**TASK INSTRUCTIONS**
Omit the pictures and output every entry below exactly as written.

**DATASET EXTRACT**
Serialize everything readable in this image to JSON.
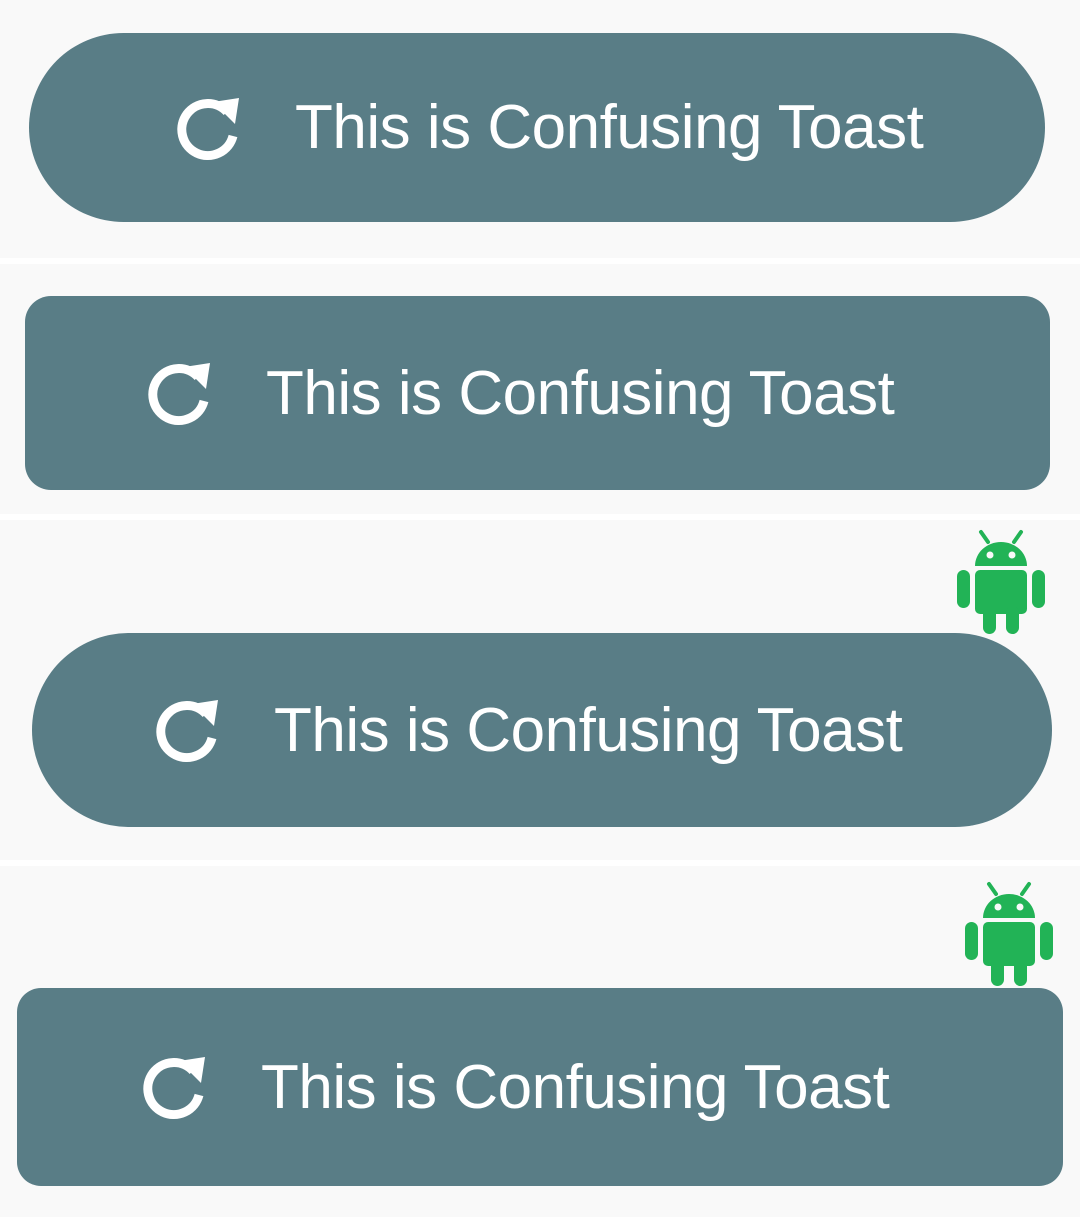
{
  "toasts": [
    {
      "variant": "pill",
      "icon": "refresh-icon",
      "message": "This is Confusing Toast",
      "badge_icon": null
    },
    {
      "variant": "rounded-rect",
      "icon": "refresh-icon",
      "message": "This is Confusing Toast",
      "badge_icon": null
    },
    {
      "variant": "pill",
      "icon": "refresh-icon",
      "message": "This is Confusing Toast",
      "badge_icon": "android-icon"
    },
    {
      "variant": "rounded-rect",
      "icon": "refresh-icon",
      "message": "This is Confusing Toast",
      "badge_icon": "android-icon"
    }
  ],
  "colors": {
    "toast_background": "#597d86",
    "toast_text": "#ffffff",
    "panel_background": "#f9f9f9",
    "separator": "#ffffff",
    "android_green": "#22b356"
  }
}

**ANSWER FOR THIS EXERCISE**
Serialize everything readable in this image to JSON.
{
  "toasts": [
    {
      "variant": "pill",
      "icon": "refresh-icon",
      "message": "This is Confusing Toast",
      "badge_icon": null
    },
    {
      "variant": "rounded-rect",
      "icon": "refresh-icon",
      "message": "This is Confusing Toast",
      "badge_icon": null
    },
    {
      "variant": "pill",
      "icon": "refresh-icon",
      "message": "This is Confusing Toast",
      "badge_icon": "android-icon"
    },
    {
      "variant": "rounded-rect",
      "icon": "refresh-icon",
      "message": "This is Confusing Toast",
      "badge_icon": "android-icon"
    }
  ],
  "colors": {
    "toast_background": "#597d86",
    "toast_text": "#ffffff",
    "panel_background": "#f9f9f9",
    "separator": "#ffffff",
    "android_green": "#22b356"
  }
}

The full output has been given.